by Shraddha NairMay 04, 2020
Inside the 286-acre campus of the Nike World Headquarters in Beaverton, Oregon, Seattle-based architectural practice Olsun Kundig has designed the LeBron James Innovation Center as the core facility for the company’s continuous breakthrough in sports research and development. The 700,000 sq ft building is named after the famous Los Angeles Lakers player LeBron James who signed a lifetime contract with Nike in 2016, following a seven-year endorsement deal made in 2003 when he was 18.
Designed as ‘a high functioning workshop where the latest innovation in sport technology can be designed, built, tested and refined’, a key feature of the project is the Nike Sport Research Lab which occupies the cantilevered top floor of the concrete and metal finished building. To foster cross-pollination of ideas, the centre brings together over 300 staff members from the various innovation teams at Nike, who were previously working at different locations within the headquarters. Led by partner Tom Kundig, the architecture of the centre houses design studios, offices and meeting spaces, prototyping labs, and an indoor research facility, and is a melting pot attracting biomechanics researchers, robotics experts, and computational designers.
Designed to embody the concept of speed and to create a space where listening to the voice of an athlete is made tangible, the aim behind the building’s establishment has been ‘to understand unique needs and opportunities, contextualise challenges, and generate breakthroughs across the spectrum of play and movement in a variety of environments’.
Upon entering the building, one arrives at an airy, four storey atrium, flanked by studios and work spaces on all sides and a ribbon like staircase bridging the different levels. Rising 28 metres, the atrium serves as the heart of the building and boasts a transparent, open-ended layout where the surrounding spaces, though seamlessly interconnected, remain characteristically independent.
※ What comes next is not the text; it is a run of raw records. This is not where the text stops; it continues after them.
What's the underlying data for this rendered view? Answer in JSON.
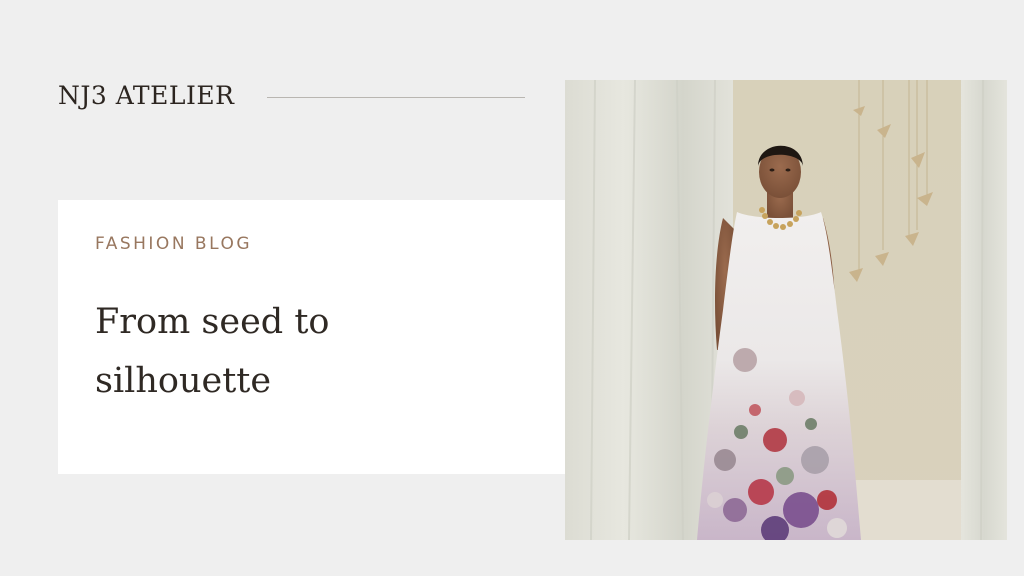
{
  "header": {
    "brand": "NJ3 ATELIER"
  },
  "hero_card": {
    "kicker": "FASHION BLOG",
    "title": "From seed to silhouette"
  },
  "photo": {
    "description_icon": "fashion-photo"
  },
  "colors": {
    "background": "#efefef",
    "card": "#ffffff",
    "kicker": "#98775f",
    "text": "#2f2924"
  }
}
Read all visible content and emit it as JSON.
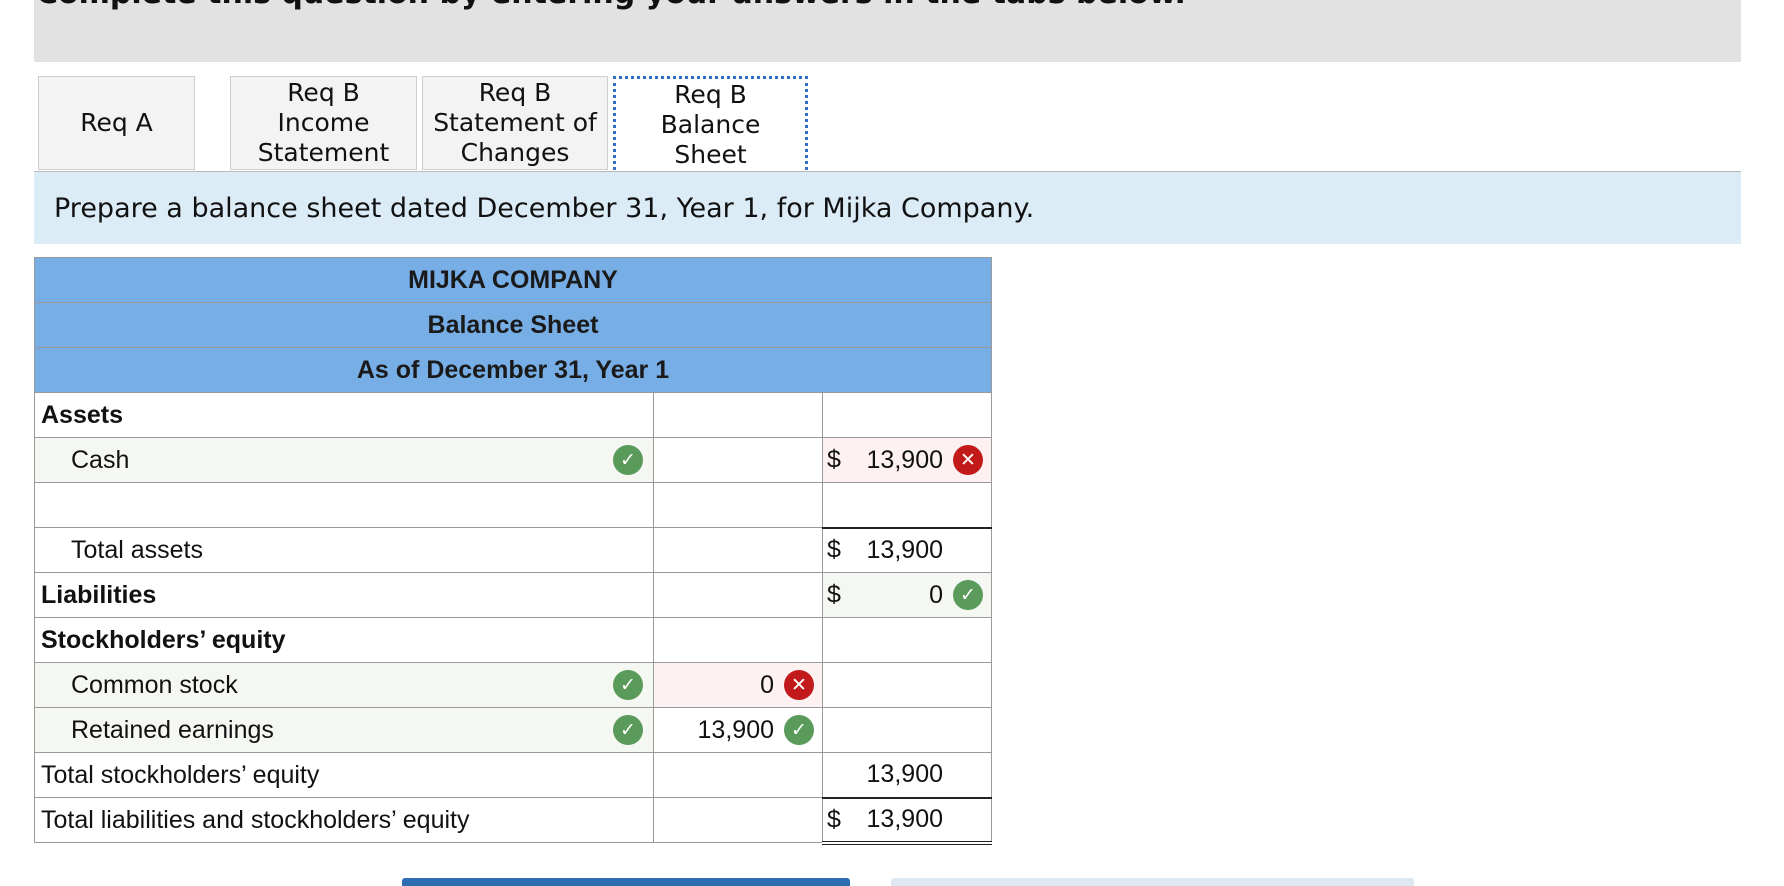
{
  "instructions": "Complete this question by entering your answers in the tabs below.",
  "tabs": [
    {
      "label": "Req A"
    },
    {
      "label": "Req B Income Statement"
    },
    {
      "label": "Req B Statement of Changes"
    },
    {
      "label": "Req B Balance Sheet"
    }
  ],
  "prompt": "Prepare a balance sheet dated December 31, Year 1, for Mijka Company.",
  "sheet": {
    "company": "MIJKA COMPANY",
    "title": "Balance Sheet",
    "date": "As of December 31, Year 1",
    "assets_label": "Assets",
    "cash_label": "Cash",
    "cash_amount": "13,900",
    "total_assets_label": "Total assets",
    "total_assets": "13,900",
    "liabilities_label": "Liabilities",
    "liabilities_amount": "0",
    "equity_label": "Stockholders’ equity",
    "common_stock_label": "Common stock",
    "common_stock_amount": "0",
    "retained_earnings_label": "Retained earnings",
    "retained_earnings_amount": "13,900",
    "total_equity_label": "Total stockholders’ equity",
    "total_equity": "13,900",
    "total_le_label": "Total liabilities and stockholders’ equity",
    "total_le": "13,900",
    "currency": "$"
  },
  "icons": {
    "correct": "check-icon",
    "incorrect": "x-icon"
  },
  "colors": {
    "header_bg": "#77aee6",
    "correct": "#5a9a5a",
    "incorrect": "#c21a1a",
    "prompt_bg": "#dcecf7"
  }
}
Entered via several doorways leading into the atrium, the key entry to the centre opens into a shoebox shaped space where Nike’s LeBron James footwear is showcased.
“Dedicated spaces for chance interaction and co-working punctuate the atrium, showcasing these activities to encourage a culture of participation. The atrium also provides staff and guests an intuitive system for wayfinding throughout the building,” says the architects at Olsun Kundig in a press release.
The uppermost level of the facility constitutes a 50ft cantilevered volume occupied by the Nike Sport Research Lab. Wrapped in a distinguished concrete waffle slab base and a mega truss structure and featuring a track, a full-sized basketball court and partial soccer pitch designed ‘in service to capture athletes in motion at full speed’, the space’s functioning is to collate and analyse the performance data of athletes. The volume is also connected to the centre’s signature 100-meter, 15.63% incline ramp positioned on the building's exterior.
"The rawness of the building," explain the architects at Olsun Kundig, "is tempered by warm, high-touch moments that communicate brand stories of determination, hard work, focus, and trial and error in pursuit of athletic goals. Environmental graphics throughout the building tell the story of Nike’s legacy of innovation, while the building’s public spaces highlight the athletic contributions of LeBron James. A regulation basketball hoop in the lobby pairs with a heat map of James’s career, where small circles on the floor mark every shot taken by James – both hits and misses – on his journey to 30,000 points."
On the development of the centre after his name, LeBron James shares his thoughts in an official press release, “Over the course of my career and my time here at Nike, for all of this to come together is surreal. Sometimes it doesn’t make sense to me, but I’m definitely honoured. Having my name on the Innovation building feels very fitting because I’m always trying to figure out ways I can continue to innovate and continue to break the timeline of what they say is your prime.”